[Aim of the task] Check every line of the data for the string "alla" and copy the ones that have it.

[Source data]

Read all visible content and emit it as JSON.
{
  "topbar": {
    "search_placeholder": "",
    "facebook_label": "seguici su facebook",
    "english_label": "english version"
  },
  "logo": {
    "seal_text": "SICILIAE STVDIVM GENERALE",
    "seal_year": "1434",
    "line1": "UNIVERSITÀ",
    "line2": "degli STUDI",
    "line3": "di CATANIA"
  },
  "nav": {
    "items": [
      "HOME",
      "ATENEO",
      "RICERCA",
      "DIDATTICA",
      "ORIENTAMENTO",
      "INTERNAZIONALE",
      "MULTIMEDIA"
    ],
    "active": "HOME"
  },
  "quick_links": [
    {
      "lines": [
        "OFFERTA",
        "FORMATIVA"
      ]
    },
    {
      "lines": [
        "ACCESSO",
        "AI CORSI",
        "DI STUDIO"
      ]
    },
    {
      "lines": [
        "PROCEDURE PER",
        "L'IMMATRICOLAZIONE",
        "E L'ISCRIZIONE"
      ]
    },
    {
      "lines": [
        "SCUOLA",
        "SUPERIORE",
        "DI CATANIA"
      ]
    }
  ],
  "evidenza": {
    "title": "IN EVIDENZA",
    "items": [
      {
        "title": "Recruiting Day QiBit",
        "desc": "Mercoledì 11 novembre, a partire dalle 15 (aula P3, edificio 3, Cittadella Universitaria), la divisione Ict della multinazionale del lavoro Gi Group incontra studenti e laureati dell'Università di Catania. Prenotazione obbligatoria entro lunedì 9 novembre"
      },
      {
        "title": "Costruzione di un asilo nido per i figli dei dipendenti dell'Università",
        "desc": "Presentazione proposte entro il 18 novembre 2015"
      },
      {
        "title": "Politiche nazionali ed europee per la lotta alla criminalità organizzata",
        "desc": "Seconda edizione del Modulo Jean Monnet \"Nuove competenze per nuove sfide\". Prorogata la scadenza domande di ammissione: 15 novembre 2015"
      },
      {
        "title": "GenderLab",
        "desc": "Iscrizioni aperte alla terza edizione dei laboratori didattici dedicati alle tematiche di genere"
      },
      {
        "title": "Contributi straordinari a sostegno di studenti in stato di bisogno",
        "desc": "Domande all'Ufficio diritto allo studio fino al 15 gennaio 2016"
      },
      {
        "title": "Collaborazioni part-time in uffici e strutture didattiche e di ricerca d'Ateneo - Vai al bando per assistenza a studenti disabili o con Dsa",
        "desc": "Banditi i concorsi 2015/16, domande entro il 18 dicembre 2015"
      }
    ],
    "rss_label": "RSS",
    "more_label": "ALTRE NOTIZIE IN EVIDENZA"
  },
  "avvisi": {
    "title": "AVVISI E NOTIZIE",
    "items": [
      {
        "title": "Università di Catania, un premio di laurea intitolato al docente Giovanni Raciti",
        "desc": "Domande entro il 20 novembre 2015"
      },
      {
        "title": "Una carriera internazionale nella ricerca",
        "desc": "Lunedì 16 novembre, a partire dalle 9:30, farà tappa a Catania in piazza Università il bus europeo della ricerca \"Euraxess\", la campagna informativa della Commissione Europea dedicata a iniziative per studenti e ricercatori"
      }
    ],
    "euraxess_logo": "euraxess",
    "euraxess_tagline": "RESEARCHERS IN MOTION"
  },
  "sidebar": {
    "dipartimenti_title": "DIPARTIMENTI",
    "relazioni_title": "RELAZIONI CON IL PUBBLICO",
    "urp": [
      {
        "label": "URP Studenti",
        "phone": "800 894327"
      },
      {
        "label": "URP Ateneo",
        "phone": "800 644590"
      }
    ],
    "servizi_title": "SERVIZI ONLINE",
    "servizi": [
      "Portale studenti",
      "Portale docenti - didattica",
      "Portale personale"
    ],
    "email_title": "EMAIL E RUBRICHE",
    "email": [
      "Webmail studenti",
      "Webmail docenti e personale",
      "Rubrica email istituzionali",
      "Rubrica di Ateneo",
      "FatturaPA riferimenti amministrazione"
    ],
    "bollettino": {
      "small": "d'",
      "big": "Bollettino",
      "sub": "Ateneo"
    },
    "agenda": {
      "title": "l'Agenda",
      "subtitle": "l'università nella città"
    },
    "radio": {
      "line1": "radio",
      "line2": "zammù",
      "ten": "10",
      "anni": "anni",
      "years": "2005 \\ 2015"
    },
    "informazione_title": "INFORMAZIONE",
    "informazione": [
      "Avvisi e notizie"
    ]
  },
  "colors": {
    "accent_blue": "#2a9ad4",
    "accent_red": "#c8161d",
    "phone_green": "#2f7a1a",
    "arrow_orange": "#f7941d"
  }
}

[Solution for this exercise]
        "title": "Politiche nazionali ed europee per la lotta alla criminalità organizzata",
        "desc": "Iscrizioni aperte alla terza edizione dei laboratori didattici dedicati alle tematiche di genere"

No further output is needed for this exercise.